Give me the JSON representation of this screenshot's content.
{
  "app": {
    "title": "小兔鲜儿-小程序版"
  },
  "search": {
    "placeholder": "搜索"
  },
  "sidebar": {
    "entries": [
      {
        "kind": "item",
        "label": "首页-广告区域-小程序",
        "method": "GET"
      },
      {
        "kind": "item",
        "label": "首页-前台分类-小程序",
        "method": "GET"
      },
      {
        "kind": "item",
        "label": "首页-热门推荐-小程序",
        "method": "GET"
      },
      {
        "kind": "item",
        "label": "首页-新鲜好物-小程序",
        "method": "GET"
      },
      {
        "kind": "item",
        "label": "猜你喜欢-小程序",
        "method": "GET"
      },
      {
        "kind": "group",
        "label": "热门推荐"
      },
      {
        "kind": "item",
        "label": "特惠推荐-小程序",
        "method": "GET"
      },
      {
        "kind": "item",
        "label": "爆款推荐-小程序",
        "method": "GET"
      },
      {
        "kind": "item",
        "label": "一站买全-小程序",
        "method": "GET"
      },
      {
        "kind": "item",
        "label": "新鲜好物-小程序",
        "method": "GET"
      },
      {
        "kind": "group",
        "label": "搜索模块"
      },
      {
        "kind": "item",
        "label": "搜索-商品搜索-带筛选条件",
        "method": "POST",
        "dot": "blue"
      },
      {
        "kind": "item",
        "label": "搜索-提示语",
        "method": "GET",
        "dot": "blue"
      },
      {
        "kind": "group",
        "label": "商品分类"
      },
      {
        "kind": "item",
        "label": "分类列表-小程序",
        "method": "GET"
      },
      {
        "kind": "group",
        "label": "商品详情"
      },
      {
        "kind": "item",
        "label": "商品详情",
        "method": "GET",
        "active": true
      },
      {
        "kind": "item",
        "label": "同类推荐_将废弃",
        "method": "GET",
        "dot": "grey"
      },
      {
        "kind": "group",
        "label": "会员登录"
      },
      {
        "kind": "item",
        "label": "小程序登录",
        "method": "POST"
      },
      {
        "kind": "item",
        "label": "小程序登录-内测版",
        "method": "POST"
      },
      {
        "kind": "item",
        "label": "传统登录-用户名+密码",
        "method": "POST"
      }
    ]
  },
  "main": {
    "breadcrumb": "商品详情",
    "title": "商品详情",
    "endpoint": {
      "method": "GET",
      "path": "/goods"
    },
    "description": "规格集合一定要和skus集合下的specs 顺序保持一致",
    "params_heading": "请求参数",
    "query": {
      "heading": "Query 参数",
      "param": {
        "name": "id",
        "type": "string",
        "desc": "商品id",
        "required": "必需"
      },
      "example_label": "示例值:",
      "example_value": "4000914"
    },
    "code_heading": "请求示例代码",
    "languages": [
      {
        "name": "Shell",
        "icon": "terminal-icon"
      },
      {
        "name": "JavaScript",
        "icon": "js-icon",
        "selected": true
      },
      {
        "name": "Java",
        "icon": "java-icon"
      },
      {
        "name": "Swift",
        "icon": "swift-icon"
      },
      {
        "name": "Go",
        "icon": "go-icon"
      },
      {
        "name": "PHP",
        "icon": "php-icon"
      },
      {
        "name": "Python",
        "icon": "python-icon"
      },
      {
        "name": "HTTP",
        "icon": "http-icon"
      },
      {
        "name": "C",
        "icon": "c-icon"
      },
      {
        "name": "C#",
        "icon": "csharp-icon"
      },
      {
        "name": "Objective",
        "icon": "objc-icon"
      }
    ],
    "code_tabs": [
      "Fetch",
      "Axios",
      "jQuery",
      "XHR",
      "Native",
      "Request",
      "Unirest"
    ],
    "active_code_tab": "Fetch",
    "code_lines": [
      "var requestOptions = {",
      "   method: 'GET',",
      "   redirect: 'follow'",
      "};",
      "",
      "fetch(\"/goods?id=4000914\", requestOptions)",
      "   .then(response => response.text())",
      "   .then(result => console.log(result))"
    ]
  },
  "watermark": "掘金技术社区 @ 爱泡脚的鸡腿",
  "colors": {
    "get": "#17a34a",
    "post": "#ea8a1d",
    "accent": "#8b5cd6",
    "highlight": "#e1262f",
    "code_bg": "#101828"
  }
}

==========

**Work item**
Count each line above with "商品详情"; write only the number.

**Exercise output**
4